Yeah it’s trespassing; you’re not supposed to do it. But you’d never find out who owns the premise. I’m a curious person though and I like to share these stories.
What steps do you take to protect yourself from the risks that come with an abandoned building?
You just have to use common sense. These places don’t have any electricity so it’ll be dark. The floors will be slimy or slippery. Asbestos is a thing, as well as black mould. I wear a face mask because I don’t want to be breathing in the mould. I usually like to explore on my own because I like to be accountable for my own safety. If I go with other people, I’d get worried that they’d fall over and hurt themselves. Funnily enough, sometimes I take my mum with me. She’s really open-minded and modern. She finds the hotels cute and funny. The last two hotels I went to were with my mum. It’s like a cute mother and son bonding thing.

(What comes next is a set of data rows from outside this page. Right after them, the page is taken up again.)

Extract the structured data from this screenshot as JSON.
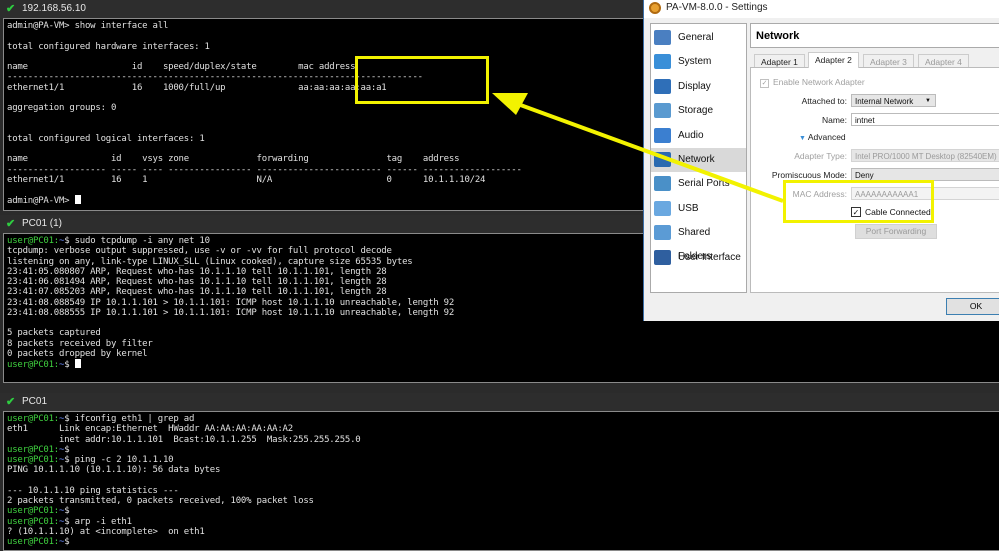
{
  "term1": {
    "tab_title": "192.168.56.10",
    "lines": [
      "admin@PA-VM> show interface all",
      "",
      "total configured hardware interfaces: 1",
      "",
      "name                    id    speed/duplex/state        mac address",
      "--------------------------------------------------------------------------------",
      "ethernet1/1             16    1000/full/up              aa:aa:aa:aa:aa:a1",
      "",
      "aggregation groups: 0",
      "",
      "",
      "total configured logical interfaces: 1",
      "",
      "name                id    vsys zone             forwarding               tag    address",
      "------------------- ----- ---- ---------------- ------------------------ ------ -------------------",
      "ethernet1/1         16    1                     N/A                      0      10.1.1.10/24",
      "",
      "admin@PA-VM> "
    ]
  },
  "term2": {
    "tab_title": "PC01 (1)",
    "prompt_user": "user@PC01:",
    "prompt_tail": "~",
    "prompt_sign": "$ ",
    "lines": [
      {
        "p": true,
        "t": "sudo tcpdump -i any net 10"
      },
      {
        "t": "tcpdump: verbose output suppressed, use -v or -vv for full protocol decode"
      },
      {
        "t": "listening on any, link-type LINUX_SLL (Linux cooked), capture size 65535 bytes"
      },
      {
        "t": "23:41:05.080807 ARP, Request who-has 10.1.1.10 tell 10.1.1.101, length 28"
      },
      {
        "t": "23:41:06.081494 ARP, Request who-has 10.1.1.10 tell 10.1.1.101, length 28"
      },
      {
        "t": "23:41:07.085203 ARP, Request who-has 10.1.1.10 tell 10.1.1.101, length 28"
      },
      {
        "t": "23:41:08.088549 IP 10.1.1.101 > 10.1.1.101: ICMP host 10.1.1.10 unreachable, length 92"
      },
      {
        "t": "23:41:08.088555 IP 10.1.1.101 > 10.1.1.101: ICMP host 10.1.1.10 unreachable, length 92"
      },
      {
        "t": ""
      },
      {
        "t": "5 packets captured"
      },
      {
        "t": "8 packets received by filter"
      },
      {
        "t": "0 packets dropped by kernel"
      },
      {
        "p": true,
        "t": "",
        "cursor": true
      }
    ]
  },
  "term3": {
    "tab_title": "PC01",
    "lines": [
      {
        "p": true,
        "t": "ifconfig eth1 | grep ad"
      },
      {
        "t": "eth1      Link encap:Ethernet  HWaddr AA:AA:AA:AA:AA:A2"
      },
      {
        "t": "          inet addr:10.1.1.101  Bcast:10.1.1.255  Mask:255.255.255.0"
      },
      {
        "p": true,
        "t": ""
      },
      {
        "p": true,
        "t": "ping -c 2 10.1.1.10"
      },
      {
        "t": "PING 10.1.1.10 (10.1.1.10): 56 data bytes"
      },
      {
        "t": ""
      },
      {
        "t": "--- 10.1.1.10 ping statistics ---"
      },
      {
        "t": "2 packets transmitted, 0 packets received, 100% packet loss"
      },
      {
        "p": true,
        "t": ""
      },
      {
        "p": true,
        "t": "arp -i eth1"
      },
      {
        "t": "? (10.1.1.10) at <incomplete>  on eth1"
      },
      {
        "p": true,
        "t": ""
      }
    ]
  },
  "settings": {
    "title": "PA-VM-8.0.0 - Settings",
    "sidebar": [
      {
        "label": "General",
        "color": "#4a7fc1"
      },
      {
        "label": "System",
        "color": "#3a8fd8"
      },
      {
        "label": "Display",
        "color": "#2f6fb8"
      },
      {
        "label": "Storage",
        "color": "#5a9ad0"
      },
      {
        "label": "Audio",
        "color": "#3b7fd0"
      },
      {
        "label": "Network",
        "color": "#2a6ab0",
        "selected": true
      },
      {
        "label": "Serial Ports",
        "color": "#4a90c8"
      },
      {
        "label": "USB",
        "color": "#6aa8e0"
      },
      {
        "label": "Shared Folders",
        "color": "#5b9bd5"
      },
      {
        "label": "User Interface",
        "color": "#2f5f9f"
      }
    ],
    "section_title": "Network",
    "tabs": [
      "Adapter 1",
      "Adapter 2",
      "Adapter 3",
      "Adapter 4"
    ],
    "enable_adapter": "Enable Network Adapter",
    "attached_label": "Attached to:",
    "attached_value": "Internal Network",
    "name_label": "Name:",
    "name_value": "intnet",
    "advanced": "Advanced",
    "adapter_type_label": "Adapter Type:",
    "adapter_type_value": "Intel PRO/1000 MT Desktop (82540EM)",
    "promisc_label": "Promiscuous Mode:",
    "promisc_value": "Deny",
    "mac_label": "MAC Address:",
    "mac_value": "AAAAAAAAAAA1",
    "cable_label": "Cable Connected",
    "port_forwarding": "Port Forwarding",
    "ok": "OK"
  },
  "annotation_color": "#f2f200"
}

Have you ever stayed in a functioning love motel? I mean, not with your mum, but just in general?
No I’ve never stayed in one. Love hotels have a specific purpose, and even though people have sex in all hotels, when you stay in a normal one, you don’t know what the previous residents did in your room. I can’t have a cushy night in a love hotel watching Netflix in the bed, knowing that people have… you know? I’d rather not be in that space.
When I first started driving around Japan in 2010 or 2011, I was in the middle of nowhere and it was getting dark. So I pulled into the carpark of a love motel and I couldn’t find the entrance. On all the doors, there were little red lights, with a card slot for you to insert your credit card. You paid the money and the door would open. There was no reception. I didn’t know that at the time so I was knocking on all the doors trying to figure it out, and I didn’t realise that I was knocking on the doors while people were doing it. So that was the closest I’ve gotten to staying at a love hotel.
Were there any particularly raunchy items left behind in the abandoned motels?
Yeah there were. I found lots and lots and lots of condoms. Lots of sex aids. I’ve found dolls, stuff like that, which are pretty funny. They’re usually under beds or in closets but I don’t touch them or go near them.
What was the general atmosphere like?
Mostly fun and cute. Really giggly. There was just that one dark one with the graffiti on the wall, that was really gross and horrible.
You also visited an abandoned sex museum, which closed at the end of 2014. Why do you think it closed?
No idea. I guess people are not really interested in sex anymore over there. Or it’s like the love hotels and it’s affected by changing living conditions. If you’re living in a more Western type of housing instead of a traditional washitsu room, then you no longer have to step outside to experience this kind of stuff. You can do it behind closed doors. The sex museum has been demolished since I snuck in. It was in a popular onsen area so I think they bulldozed it and built something on top of it.
What have you learned from these experiences?
I guess it’s made me think about how Japan is changing. These motels were so popular in the 80s. In the mid 2000s, I would also see a lot of those spaces being active and open, but now I don’t see as many. It feels like a metaphor for the declining birth rate over there.
Interview by Nicole de Souza